Staff turnover can be disappointing and stressful, but we try to see it as an opportunity to add more valuable players to our team. We keep a batch of resumes on file from previous applicants or others who have expressed an interest in working with us. We utilize social media to advertise openings. Due to the wide variety of computer use in today’s medical environment, we require applicants to submit their resumes electronically and provide an application that may be completed electronically as well. After interviewing candidates, we invite the top contenders to visit the office and shadow staff to gain a better idea of responsibilities and how a typical day goes.
Do You Have a “New Staff” Onboarding Process?
We perform an orientation in which we review our policy manual and rules, give a tour of the office, and introduce the new employee to his or her coworkers. We provide online training courses to be done during the first couple of weeks and allow time for the employee to shadow others for several days. Recently we began the concept of having a “buddy” – one person in their department who is responsible for training, making the new employee feel welcome, and answering his or her questions about the job. We do a 30-day check-in “review” with the new staff member to discuss how the experience is going so far.
Sasha’s Top Tips for a Successful Practice

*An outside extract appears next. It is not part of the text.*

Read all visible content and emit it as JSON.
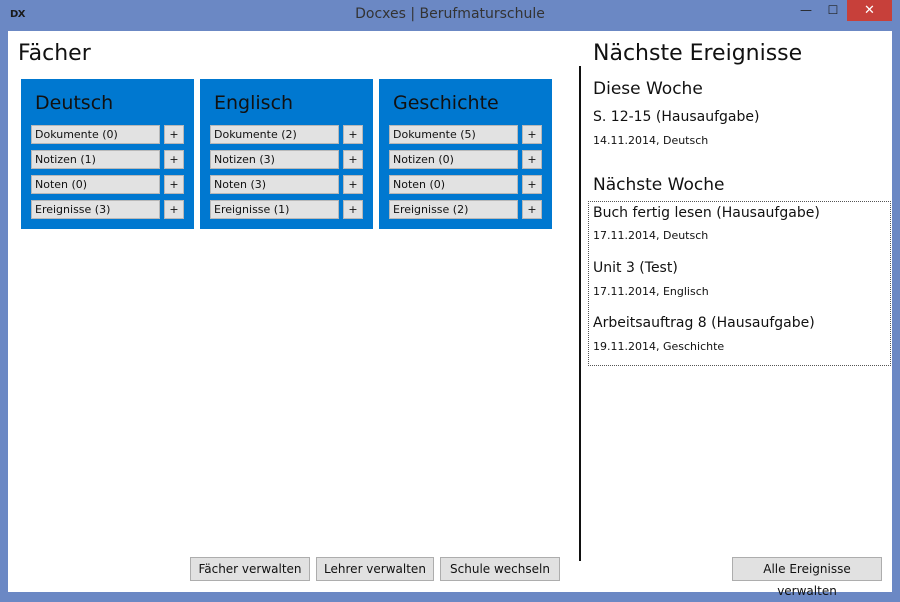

- Provide excellent patient care by being able to communicate with and relate to patients from all walks of life and scenarios. Behave not just as a doctor but also as an educator to your patients – do your best to make sure they understand their conditions and why preventive care is so important. Be flexible with patients and allow them to play a role in their care when possible.
- Diversify your offerings. In today’s eye care market, optometrists cannot rely on optical and contact lens sales alone to survive. Provide medical services for the management of dry eye disease, glaucoma, macular degeneration, diabetes, and others. In particular, dry eye disease is difficult for patients to manage on their own due to the endless treatment choices available over the counter. As optometrists, we can recommend the best treatment tailored to each individual and have many available in-office for purchase. Be available for emergency services around the clock for injuries and foreign bodies. Implement the latest technologies in testing equipment to enhance you and your patients’ understanding of ocular conditions.
- Partner up. I could never manage two offices on my own. My two partners and I have adopted different roles pertaining to different aspects of practice management. This really helps divide the administrative workload, so we don’t feel overwhelmed by all the varying responsibilities. We appreciate each other’s administrative skills and moral support.
- Delegate. Identify key staff members with leadership capabilities; train and develop these skills. We’ve trained our technicians to perform refractions to improve exam efficiency and they do an excellent job. We are in the process of training three of our technicians, one for each doctor, to scribe during exams to reduce time spent on entering data into electronic medical records.
Our next perspective comes from a private practice owner in Ohio. Check it out!